You can wild camp in the shrouded mists of the Glenfeshie valley or among the alpine flowers which grow in abundance on the plateau of Moine Mhor.

7. Inverarnan, Loch Lomond

Inverarnan, Loch Lomond- Wild Camping

Loch Lomond is probably one of the most famous areas of Scotland but it is not just the bonny, bonny banks that make this number 7 on our bucket list.

For those looking to wild camp elsewhere in Loch Lomond and the Trossachs National Park you’re advised to read up on the rules (as always) to ensure you’re allowed to camp in certain areas, but don’t worry – it is well worth it.

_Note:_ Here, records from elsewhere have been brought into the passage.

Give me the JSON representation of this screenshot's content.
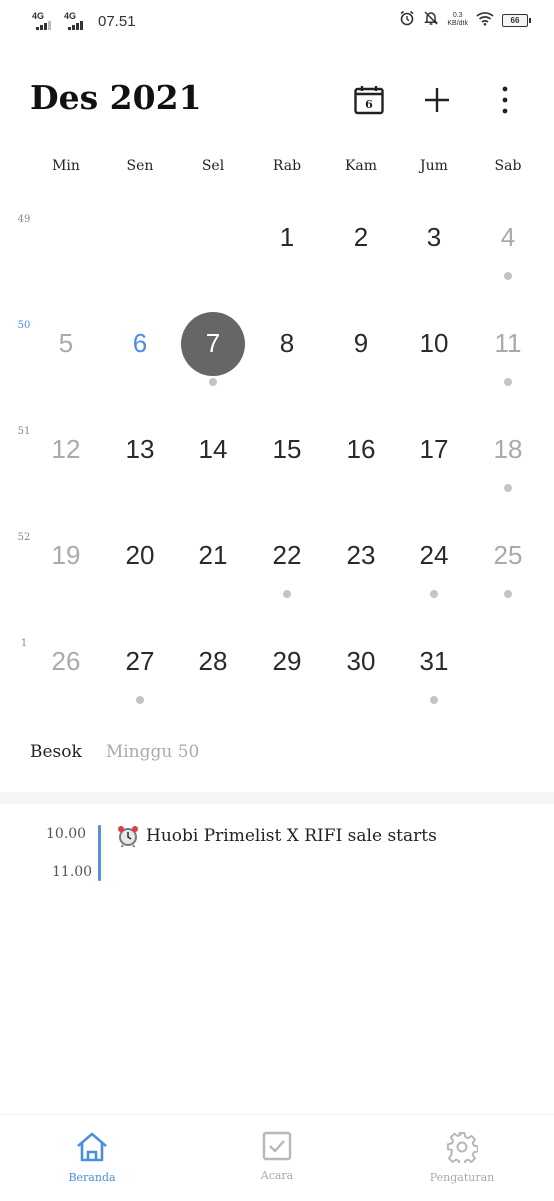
{
  "status_bar": {
    "signal1_label": "4G",
    "signal2_label": "4G",
    "time": "07.51",
    "net_speed_value": "0.3",
    "net_speed_unit": "KB/dtk",
    "battery_level": "66"
  },
  "header": {
    "month_title": "Des 2021",
    "today_icon_day": "6"
  },
  "weekdays": [
    "Min",
    "Sen",
    "Sel",
    "Rab",
    "Kam",
    "Jum",
    "Sab"
  ],
  "weeks": [
    {
      "number": "49",
      "current": false,
      "days": [
        {
          "label": ""
        },
        {
          "label": ""
        },
        {
          "label": ""
        },
        {
          "label": "1"
        },
        {
          "label": "2"
        },
        {
          "label": "3"
        },
        {
          "label": "4",
          "weekend": true,
          "event": true
        }
      ]
    },
    {
      "number": "50",
      "current": true,
      "days": [
        {
          "label": "5",
          "weekend": true
        },
        {
          "label": "6",
          "today": true
        },
        {
          "label": "7",
          "selected": true,
          "event": true
        },
        {
          "label": "8"
        },
        {
          "label": "9"
        },
        {
          "label": "10"
        },
        {
          "label": "11",
          "weekend": true,
          "event": true
        }
      ]
    },
    {
      "number": "51",
      "current": false,
      "days": [
        {
          "label": "12",
          "weekend": true
        },
        {
          "label": "13"
        },
        {
          "label": "14"
        },
        {
          "label": "15"
        },
        {
          "label": "16"
        },
        {
          "label": "17"
        },
        {
          "label": "18",
          "weekend": true,
          "event": true
        }
      ]
    },
    {
      "number": "52",
      "current": false,
      "days": [
        {
          "label": "19",
          "weekend": true
        },
        {
          "label": "20"
        },
        {
          "label": "21"
        },
        {
          "label": "22",
          "event": true
        },
        {
          "label": "23"
        },
        {
          "label": "24",
          "event": true
        },
        {
          "label": "25",
          "weekend": true,
          "event": true
        }
      ]
    },
    {
      "number": "1",
      "current": false,
      "days": [
        {
          "label": "26",
          "weekend": true
        },
        {
          "label": "27",
          "event": true
        },
        {
          "label": "28"
        },
        {
          "label": "29"
        },
        {
          "label": "30"
        },
        {
          "label": "31",
          "event": true
        },
        {
          "label": ""
        }
      ]
    }
  ],
  "tabs": {
    "tomorrow": "Besok",
    "week": "Minggu 50"
  },
  "event": {
    "start": "10.00",
    "end": "11.00",
    "icon": "alarm-clock-icon",
    "title": "Huobi Primelist X RIFI sale starts",
    "bar_color": "#5a8fe0"
  },
  "nav": {
    "home": "Beranda",
    "events": "Acara",
    "settings": "Pengaturan"
  },
  "colors": {
    "accent": "#4a90e2",
    "selected_circle": "#666666",
    "weekend_text": "#aaaaaa",
    "event_dot": "#c4c4c4"
  }
}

At the northern, more remote, point of Loch Lomond, Inverarnan is a hugely popular spot with walkers wishing to complete the West Highland Way. Many hikers begin at the iconic waterfall at Inversnaid and make their way along the rugged, eastern shoreline of Loch Lomond where wild goats and birds of prey including kites, merlins, kestrels, golden eagles and most recently a pair of white-tailed eagles (sea eagles) may be spotted.

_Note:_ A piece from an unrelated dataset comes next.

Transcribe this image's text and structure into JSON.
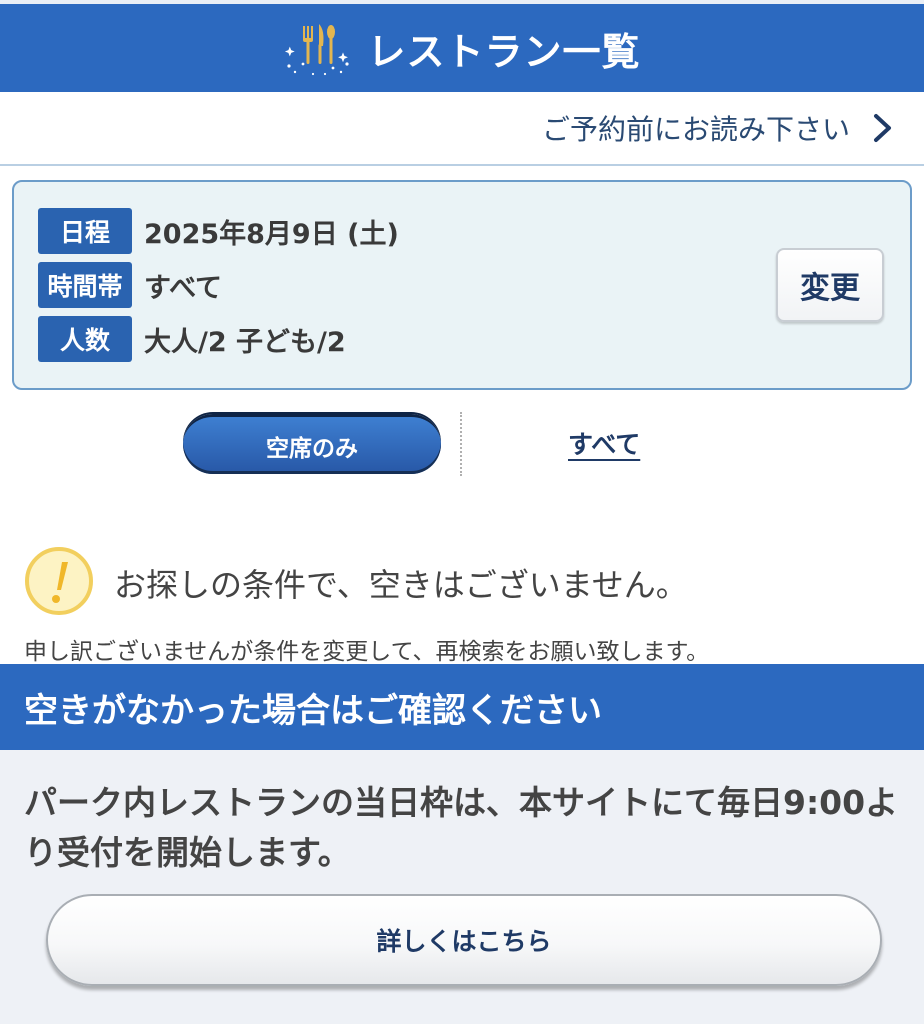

During your stay in Inverarnan, why not treat yourself to a drink or two in the Drovers Inn, said to be one of Scotland’s most lively pubs.

8. Glen Sannox, Isle of Arran

Glen Sannox, Isle of Arran - Wild Camping

Our final bucket list destination is Glen Sannox, an ideal camp for those who like to explore and revel in geology. Arran is a bit like a miniature version of Scotland as it offers so much of the Scottish scenery we all love.

As well as the amazing views from the Goat Fell mountains (Arran’s highest mountain peak), there are the bubbling waters at Sannox Burn, threaded with useful, large stepping-stones to aid crossing, and the beautiful sandy bay in the village offering further walks to explore.

There are plenty of wonderful adventures to choose from in Scotland; there really is something for everyone and if wild camping is your thing you could hardly find better options than the less restrictive and wild natural landscapes of Scotland.

Do not forget when wild camping in any part of the British Isles to check local laws, remember to keep your wild campsite clean and move on quickly, and if you respect local people and places you can’t go wrong!